I am exploring how to optimise the design and monitoring of urban tree systems irrigated passively with stormwater runoff.
Urban forests sustain the health and mental well-being of residents. They provide vital ecosystem services of shading and stormwater reduction through rainfall interception, and microclimate cooling via transpiration, but the ability of urban trees to provide these functions is hampered by a disconnection from water. Rain falls onto hard paved surfaces and instead of infiltrating into the soil and being transpired by trees it becomes stormwater, flowing at high velocities into creeks and rivers causing destabilisation and adding pollutants.
To fix these problems, systems which passively capture and store stormwater in the soil have been developed to allow trees to transpire and grow at a faster rate. The quantities of stormwater being reduced and the extent to which tree health and growth is improved remains poorly understood. Once we know how the systems are performing we can then optimise designs to get the greatest benefit.
My research explores novel methods to evaluate previously installed systems and to design new systems to reduce stormwater runoff to ecologically significant baselines and ensure the health of a broader range of urban tree species.

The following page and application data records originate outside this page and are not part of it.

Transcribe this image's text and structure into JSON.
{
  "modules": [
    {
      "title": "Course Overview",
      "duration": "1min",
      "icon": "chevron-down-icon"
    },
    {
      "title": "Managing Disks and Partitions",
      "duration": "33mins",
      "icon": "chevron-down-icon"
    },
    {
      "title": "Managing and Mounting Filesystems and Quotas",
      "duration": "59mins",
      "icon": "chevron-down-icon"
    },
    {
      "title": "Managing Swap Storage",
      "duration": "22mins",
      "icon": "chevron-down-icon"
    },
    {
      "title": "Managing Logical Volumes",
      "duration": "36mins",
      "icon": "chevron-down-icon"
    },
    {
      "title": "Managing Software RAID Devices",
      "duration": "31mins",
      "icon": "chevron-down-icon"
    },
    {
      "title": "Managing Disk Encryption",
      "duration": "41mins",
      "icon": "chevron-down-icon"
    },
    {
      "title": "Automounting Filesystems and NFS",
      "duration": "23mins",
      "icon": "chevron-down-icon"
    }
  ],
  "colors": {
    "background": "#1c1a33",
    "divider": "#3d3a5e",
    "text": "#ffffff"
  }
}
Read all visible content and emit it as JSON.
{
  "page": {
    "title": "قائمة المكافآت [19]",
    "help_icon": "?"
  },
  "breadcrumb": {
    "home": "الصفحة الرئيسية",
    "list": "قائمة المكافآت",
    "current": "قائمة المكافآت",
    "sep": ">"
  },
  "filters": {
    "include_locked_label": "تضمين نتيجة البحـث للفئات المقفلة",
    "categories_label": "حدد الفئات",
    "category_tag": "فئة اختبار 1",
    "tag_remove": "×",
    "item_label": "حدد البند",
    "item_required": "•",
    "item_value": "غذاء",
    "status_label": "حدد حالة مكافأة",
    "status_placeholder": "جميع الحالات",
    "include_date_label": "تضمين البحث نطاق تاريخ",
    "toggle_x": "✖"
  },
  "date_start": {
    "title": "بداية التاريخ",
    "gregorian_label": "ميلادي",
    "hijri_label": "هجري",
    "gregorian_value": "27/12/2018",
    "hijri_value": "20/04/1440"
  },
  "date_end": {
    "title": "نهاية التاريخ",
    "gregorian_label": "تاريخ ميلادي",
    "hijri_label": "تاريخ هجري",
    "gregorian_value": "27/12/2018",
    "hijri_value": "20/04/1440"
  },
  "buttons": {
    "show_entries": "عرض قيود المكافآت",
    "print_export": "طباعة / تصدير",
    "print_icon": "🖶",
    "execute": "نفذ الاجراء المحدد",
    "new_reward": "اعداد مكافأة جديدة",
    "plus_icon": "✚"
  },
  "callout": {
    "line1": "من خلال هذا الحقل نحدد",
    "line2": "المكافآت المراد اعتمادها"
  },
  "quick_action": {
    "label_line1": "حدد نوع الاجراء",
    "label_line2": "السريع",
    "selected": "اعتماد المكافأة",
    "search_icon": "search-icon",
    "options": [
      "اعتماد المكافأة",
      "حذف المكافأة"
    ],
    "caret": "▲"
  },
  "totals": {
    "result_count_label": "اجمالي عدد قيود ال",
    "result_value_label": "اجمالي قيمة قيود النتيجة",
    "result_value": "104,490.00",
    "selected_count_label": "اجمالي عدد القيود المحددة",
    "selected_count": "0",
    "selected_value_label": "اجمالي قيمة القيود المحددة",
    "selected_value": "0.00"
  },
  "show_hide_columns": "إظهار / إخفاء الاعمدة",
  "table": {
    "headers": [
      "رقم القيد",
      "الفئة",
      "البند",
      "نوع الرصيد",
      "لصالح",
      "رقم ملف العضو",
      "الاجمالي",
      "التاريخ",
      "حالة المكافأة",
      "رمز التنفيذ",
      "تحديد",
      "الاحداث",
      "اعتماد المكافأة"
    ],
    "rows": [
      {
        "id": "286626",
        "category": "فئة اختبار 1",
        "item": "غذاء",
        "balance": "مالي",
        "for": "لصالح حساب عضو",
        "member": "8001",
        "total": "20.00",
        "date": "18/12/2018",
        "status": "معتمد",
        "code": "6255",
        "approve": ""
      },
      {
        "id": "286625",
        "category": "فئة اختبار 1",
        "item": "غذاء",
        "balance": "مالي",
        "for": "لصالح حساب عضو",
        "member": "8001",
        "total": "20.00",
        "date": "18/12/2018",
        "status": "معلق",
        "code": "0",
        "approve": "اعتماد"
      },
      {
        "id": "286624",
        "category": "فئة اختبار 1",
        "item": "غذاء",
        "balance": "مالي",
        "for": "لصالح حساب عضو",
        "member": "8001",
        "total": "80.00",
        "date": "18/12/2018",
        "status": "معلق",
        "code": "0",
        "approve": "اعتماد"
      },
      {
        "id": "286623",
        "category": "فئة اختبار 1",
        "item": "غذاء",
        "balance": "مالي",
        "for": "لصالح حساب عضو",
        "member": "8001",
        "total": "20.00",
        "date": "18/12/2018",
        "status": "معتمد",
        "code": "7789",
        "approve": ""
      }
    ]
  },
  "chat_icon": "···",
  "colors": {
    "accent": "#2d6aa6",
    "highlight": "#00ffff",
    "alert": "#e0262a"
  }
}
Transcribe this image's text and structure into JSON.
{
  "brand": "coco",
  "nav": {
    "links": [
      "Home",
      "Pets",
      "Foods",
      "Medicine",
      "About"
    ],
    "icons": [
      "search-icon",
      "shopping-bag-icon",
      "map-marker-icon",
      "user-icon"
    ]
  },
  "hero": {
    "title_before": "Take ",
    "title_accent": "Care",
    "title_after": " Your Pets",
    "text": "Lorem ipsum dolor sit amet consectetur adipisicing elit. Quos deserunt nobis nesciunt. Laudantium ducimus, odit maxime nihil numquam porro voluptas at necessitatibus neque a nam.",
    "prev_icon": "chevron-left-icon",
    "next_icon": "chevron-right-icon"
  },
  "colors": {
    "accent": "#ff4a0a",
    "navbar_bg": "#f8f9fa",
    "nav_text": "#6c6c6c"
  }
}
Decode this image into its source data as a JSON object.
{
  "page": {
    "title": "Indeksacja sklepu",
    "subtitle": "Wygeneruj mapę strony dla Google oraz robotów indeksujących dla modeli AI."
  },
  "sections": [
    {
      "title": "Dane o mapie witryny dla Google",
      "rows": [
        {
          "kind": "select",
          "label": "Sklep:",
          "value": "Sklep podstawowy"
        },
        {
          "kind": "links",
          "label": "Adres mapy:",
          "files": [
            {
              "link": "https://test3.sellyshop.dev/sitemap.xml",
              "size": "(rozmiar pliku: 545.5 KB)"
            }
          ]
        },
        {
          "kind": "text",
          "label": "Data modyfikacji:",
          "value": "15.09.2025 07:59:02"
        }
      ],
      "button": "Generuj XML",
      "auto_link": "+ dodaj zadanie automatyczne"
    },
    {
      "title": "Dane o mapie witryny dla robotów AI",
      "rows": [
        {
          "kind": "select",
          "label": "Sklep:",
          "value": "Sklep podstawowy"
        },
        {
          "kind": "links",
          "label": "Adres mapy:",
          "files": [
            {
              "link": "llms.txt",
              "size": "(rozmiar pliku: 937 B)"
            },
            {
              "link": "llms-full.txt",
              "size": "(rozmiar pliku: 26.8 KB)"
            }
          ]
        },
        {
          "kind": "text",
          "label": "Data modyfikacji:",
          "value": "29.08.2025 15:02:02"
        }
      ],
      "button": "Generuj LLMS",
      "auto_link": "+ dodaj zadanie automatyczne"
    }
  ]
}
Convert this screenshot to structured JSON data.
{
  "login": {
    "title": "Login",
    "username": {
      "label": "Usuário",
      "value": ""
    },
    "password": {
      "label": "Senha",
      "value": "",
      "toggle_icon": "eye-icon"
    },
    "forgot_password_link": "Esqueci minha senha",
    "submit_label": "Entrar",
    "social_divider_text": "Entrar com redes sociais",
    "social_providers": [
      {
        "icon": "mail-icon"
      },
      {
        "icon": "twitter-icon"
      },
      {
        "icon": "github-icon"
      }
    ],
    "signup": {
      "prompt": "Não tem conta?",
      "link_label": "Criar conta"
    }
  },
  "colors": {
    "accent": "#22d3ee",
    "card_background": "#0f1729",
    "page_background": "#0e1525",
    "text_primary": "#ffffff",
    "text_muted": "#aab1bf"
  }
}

Water sensitive urban design, tree physiology, green infrastructure, urban forestry, tree species selection, ecosystem services, network and capacity building